The chief of Southern Meats abattoir is predicting a major impact on the wider industry from federal government 457 visas changes.
But Wammco chief executive Coll MacRury says the changes won’t affect the Goulburn facility because in contrast, it relies on a six-monthly holiday visa program.
The government announced the abolition of the 457 scheme on Tuesday and its replacement with two temporary skills shortage visas. They carry stricter requirements, including language and labour market testing and two years’ work experience. The crackdown has also narrowed the field of qualifying industries.
Meat processing is not among them but Mr MacRury fears abattoirs reliant on the program will feel the heat.
“It will be a big deal for some who are already doing it tough,” he said.
Some 15 per cent of abattoir workers Australia-wide are employed under the program. Mr MacRury said Southern Meats formerly utilised the scheme but it became too expensive. In recent years it has relied on the holiday visa program to employ between 20 and 30 per cent of the workforce, or 70 workers, at peak capacity.
“The average Australian doesn’t want to work at abattoirs because it’s too tough. They see it as a mundane role. We just can’t get young people in Goulburn,” he said.
In contrast, he said holiday visa workers, mainly from Asia, “worked like robots” once they learnt the job and rarely took sick days: “That’s what will hurt regional Australia if we’re not careful.”

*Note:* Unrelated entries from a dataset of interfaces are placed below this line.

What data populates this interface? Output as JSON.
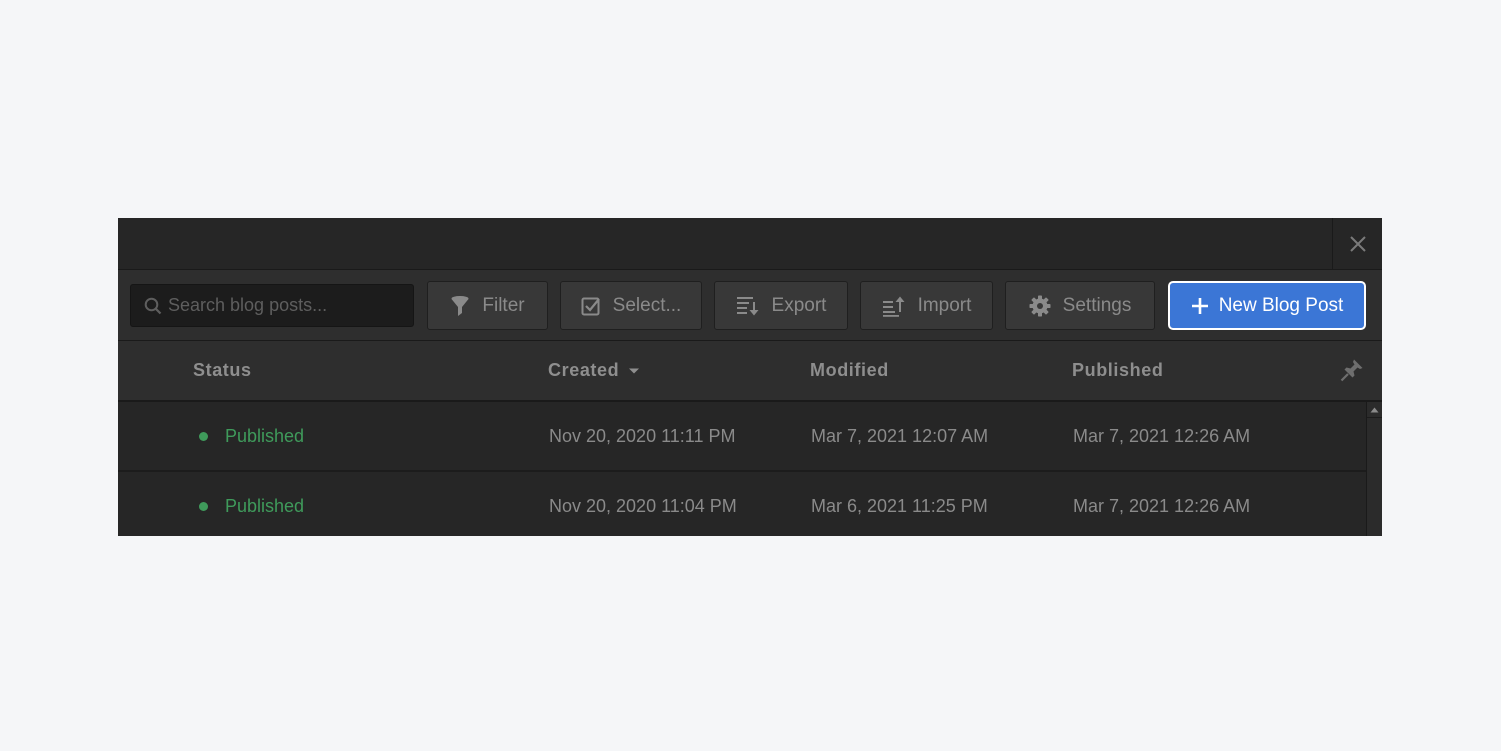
{
  "toolbar": {
    "search": {
      "placeholder": "Search blog posts...",
      "value": "",
      "icon": "search-icon"
    },
    "buttons": [
      {
        "label": "Filter",
        "icon": "filter-icon"
      },
      {
        "label": "Select...",
        "icon": "checkbox-icon"
      },
      {
        "label": "Export",
        "icon": "export-icon"
      },
      {
        "label": "Import",
        "icon": "import-icon"
      },
      {
        "label": "Settings",
        "icon": "gear-icon"
      }
    ],
    "primary": {
      "label": "New Blog Post",
      "icon": "plus-icon",
      "color": "#3b76d6"
    }
  },
  "table": {
    "columns": [
      {
        "label": "Status"
      },
      {
        "label": "Created",
        "sort": "descending"
      },
      {
        "label": "Modified"
      },
      {
        "label": "Published"
      }
    ],
    "rows": [
      {
        "status": "Published",
        "created": "Nov 20, 2020 11:11 PM",
        "modified": "Mar 7, 2021 12:07 AM",
        "published": "Mar 7, 2021 12:26 AM"
      },
      {
        "status": "Published",
        "created": "Nov 20, 2020 11:04 PM",
        "modified": "Mar 6, 2021 11:25 PM",
        "published": "Mar 7, 2021 12:26 AM"
      }
    ]
  },
  "colors": {
    "status_published": "#3f9a5b",
    "primary": "#3b76d6",
    "panel_bg": "#262626"
  }
}
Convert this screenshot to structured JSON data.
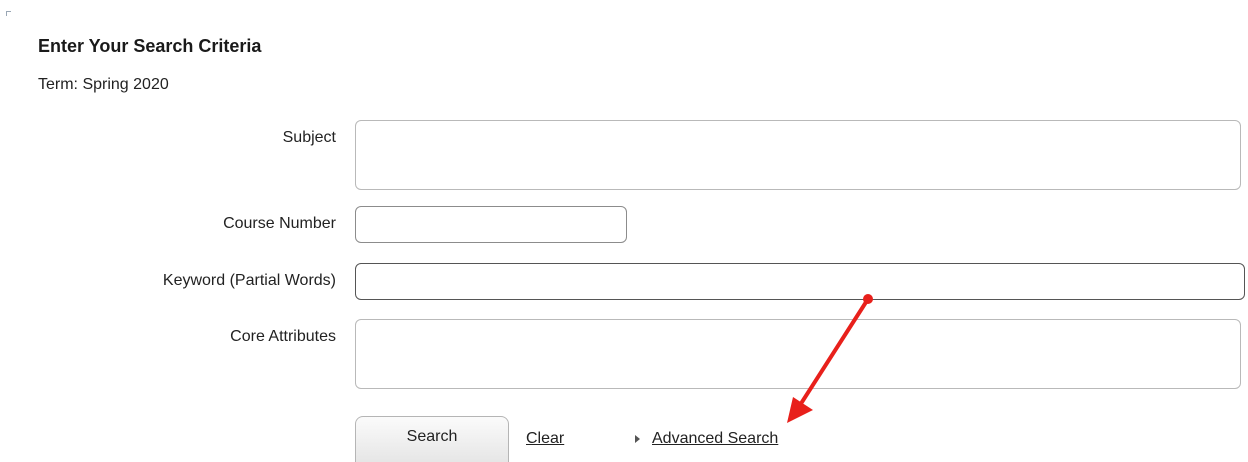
{
  "header": {
    "title": "Enter Your Search Criteria",
    "term": "Term: Spring 2020"
  },
  "form": {
    "subject": {
      "label": "Subject",
      "value": ""
    },
    "course_number": {
      "label": "Course Number",
      "value": ""
    },
    "keyword": {
      "label": "Keyword (Partial Words)",
      "value": ""
    },
    "core_attributes": {
      "label": "Core Attributes",
      "value": ""
    }
  },
  "actions": {
    "search_label": "Search",
    "clear_label": "Clear",
    "advanced_label": "Advanced Search"
  },
  "annotation": {
    "arrow_color": "#e8201b"
  },
  "icons": {
    "advanced_toggle": "caret-right-icon",
    "annotation": "red-arrow-icon"
  }
}
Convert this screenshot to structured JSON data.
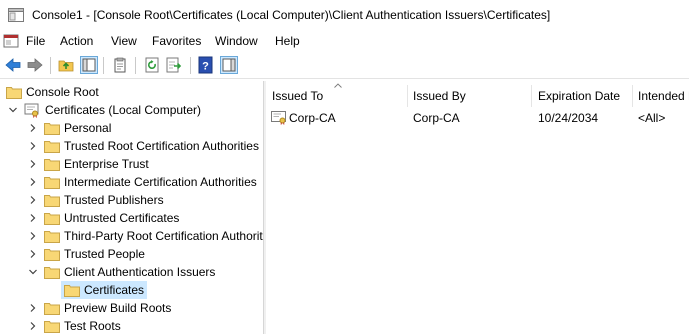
{
  "window": {
    "title": "Console1 - [Console Root\\Certificates (Local Computer)\\Client Authentication Issuers\\Certificates]"
  },
  "menu": [
    "File",
    "Action",
    "View",
    "Favorites",
    "Window",
    "Help"
  ],
  "toolbar": {
    "buttons": [
      "back-icon",
      "forward-icon",
      "up-folder-icon",
      "show-hide-tree-icon",
      "properties-icon",
      "refresh-icon",
      "export-list-icon",
      "help-icon",
      "show-hide-action-pane-icon"
    ]
  },
  "tree": {
    "root": "Console Root",
    "store": "Certificates (Local Computer)",
    "items": [
      "Personal",
      "Trusted Root Certification Authorities",
      "Enterprise Trust",
      "Intermediate Certification Authorities",
      "Trusted Publishers",
      "Untrusted Certificates",
      "Third-Party Root Certification Authorities",
      "Trusted People",
      "Client Authentication Issuers",
      "Preview Build Roots",
      "Test Roots"
    ],
    "child": "Certificates"
  },
  "list": {
    "columns": [
      "Issued To",
      "Issued By",
      "Expiration Date",
      "Intended Purposes"
    ],
    "rows": [
      {
        "issued_to": "Corp-CA",
        "issued_by": "Corp-CA",
        "expiration": "10/24/2034",
        "purposes": "<All>"
      }
    ]
  },
  "colors": {
    "selection": "#cce8ff",
    "folder": "#f8d775",
    "accent_blue": "#1e7bd2"
  }
}
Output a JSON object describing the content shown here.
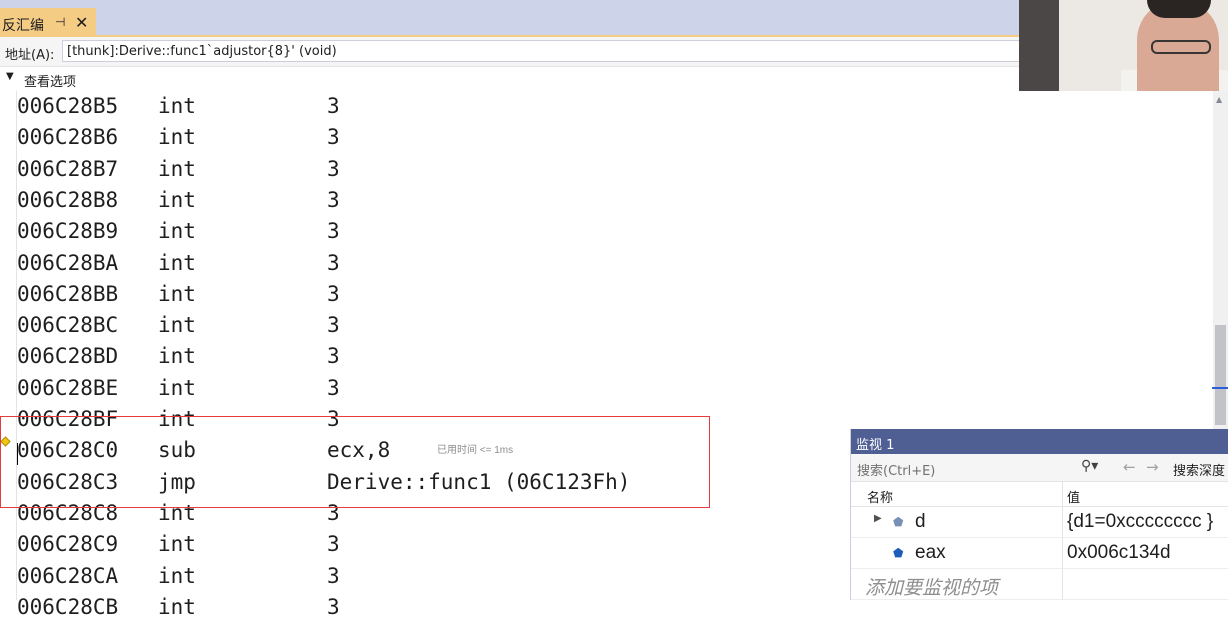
{
  "tab": {
    "title": "反汇编",
    "pin_icon": "pin-icon",
    "close_glyph": "✕"
  },
  "address_bar": {
    "label": "地址(A):",
    "value": "[thunk]:Derive::func1`adjustor{8}' (void)"
  },
  "view_options": {
    "label": "查看选项"
  },
  "disassembly": [
    {
      "address": "006C28B5",
      "op": "int",
      "arg": "3"
    },
    {
      "address": "006C28B6",
      "op": "int",
      "arg": "3"
    },
    {
      "address": "006C28B7",
      "op": "int",
      "arg": "3"
    },
    {
      "address": "006C28B8",
      "op": "int",
      "arg": "3"
    },
    {
      "address": "006C28B9",
      "op": "int",
      "arg": "3"
    },
    {
      "address": "006C28BA",
      "op": "int",
      "arg": "3"
    },
    {
      "address": "006C28BB",
      "op": "int",
      "arg": "3"
    },
    {
      "address": "006C28BC",
      "op": "int",
      "arg": "3"
    },
    {
      "address": "006C28BD",
      "op": "int",
      "arg": "3"
    },
    {
      "address": "006C28BE",
      "op": "int",
      "arg": "3"
    },
    {
      "address": "006C28BF",
      "op": "int",
      "arg": "3"
    },
    {
      "address": "006C28C0",
      "op": "sub",
      "arg": "ecx,8",
      "hint": "已用时间 <= 1ms"
    },
    {
      "address": "006C28C3",
      "op": "jmp",
      "arg": "Derive::func1 (06C123Fh)"
    },
    {
      "address": "006C28C8",
      "op": "int",
      "arg": "3"
    },
    {
      "address": "006C28C9",
      "op": "int",
      "arg": "3"
    },
    {
      "address": "006C28CA",
      "op": "int",
      "arg": "3"
    },
    {
      "address": "006C28CB",
      "op": "int",
      "arg": "3"
    }
  ],
  "watch": {
    "title": "监视 1",
    "search_placeholder": "搜索(Ctrl+E)",
    "search_depth_label": "搜索深度",
    "col_name": "名称",
    "col_value": "值",
    "rows": [
      {
        "name": "d",
        "value": "{d1=0xcccccccc }",
        "expandable": true
      },
      {
        "name": "eax",
        "value": "0x006c134d",
        "expandable": false
      }
    ],
    "add_placeholder": "添加要监视的项"
  },
  "colors": {
    "tab_active": "#f5cc84",
    "watch_title_bg": "#4f5f94",
    "highlight_box": "#e43c3c"
  }
}
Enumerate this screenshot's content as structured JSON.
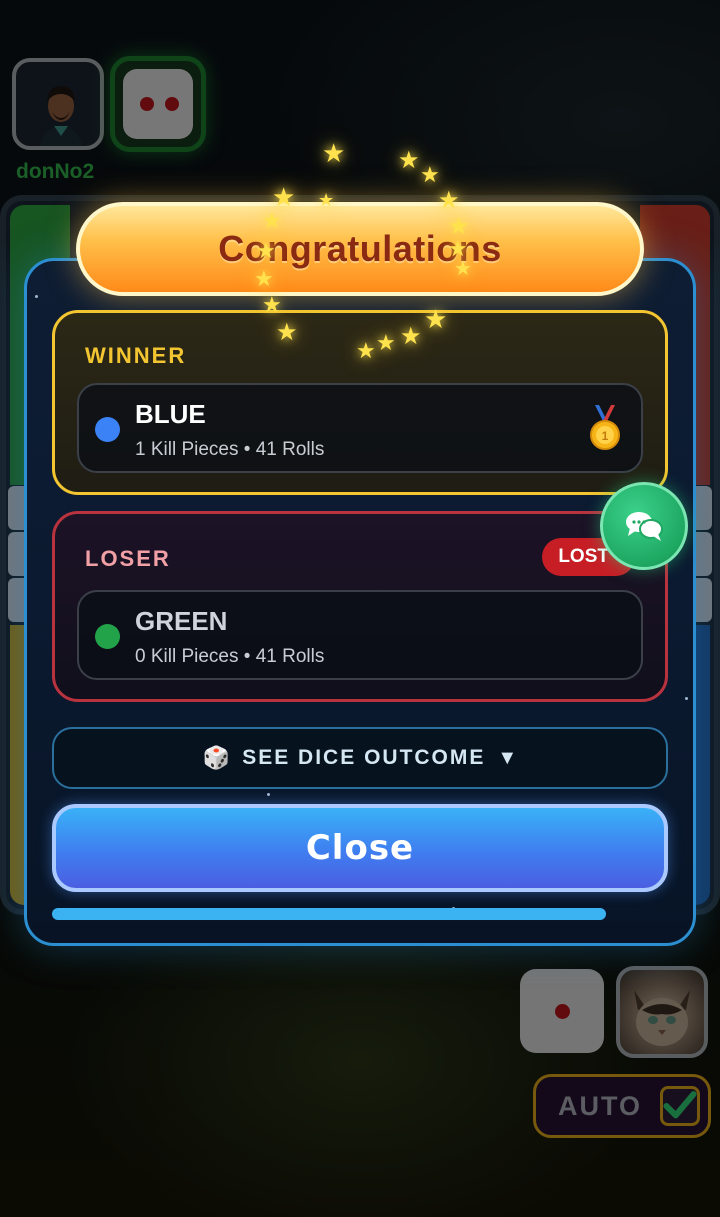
{
  "top_player": {
    "name": "donNo2",
    "dice_value": 2
  },
  "bottom_player": {
    "dice_value": 1
  },
  "auto": {
    "label": "AUTO",
    "checked": true
  },
  "modal": {
    "banner_title": "Congratulations",
    "winner": {
      "heading": "WINNER",
      "player": "BLUE",
      "stats": "1 Kill Pieces • 41 Rolls",
      "color": "#3b82f6"
    },
    "loser": {
      "heading": "LOSER",
      "badge": "LOST",
      "player": "GREEN",
      "stats": "0 Kill Pieces • 41 Rolls",
      "color": "#22a34a"
    },
    "dice_outcome": {
      "icon": "🎲",
      "label": "SEE DICE OUTCOME",
      "arrow": "▼"
    },
    "close_label": "Close",
    "progress": 0.9
  },
  "icons": {
    "chat": "chat-bubbles-icon",
    "medal": "gold-medal-icon",
    "check": "checkmark-icon"
  }
}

Meantime, the abattoir is coping with still high lamb prices by operating some shorter weeks. Mr MacRury said it fluctuated according to international orders and some weeks were busier than others.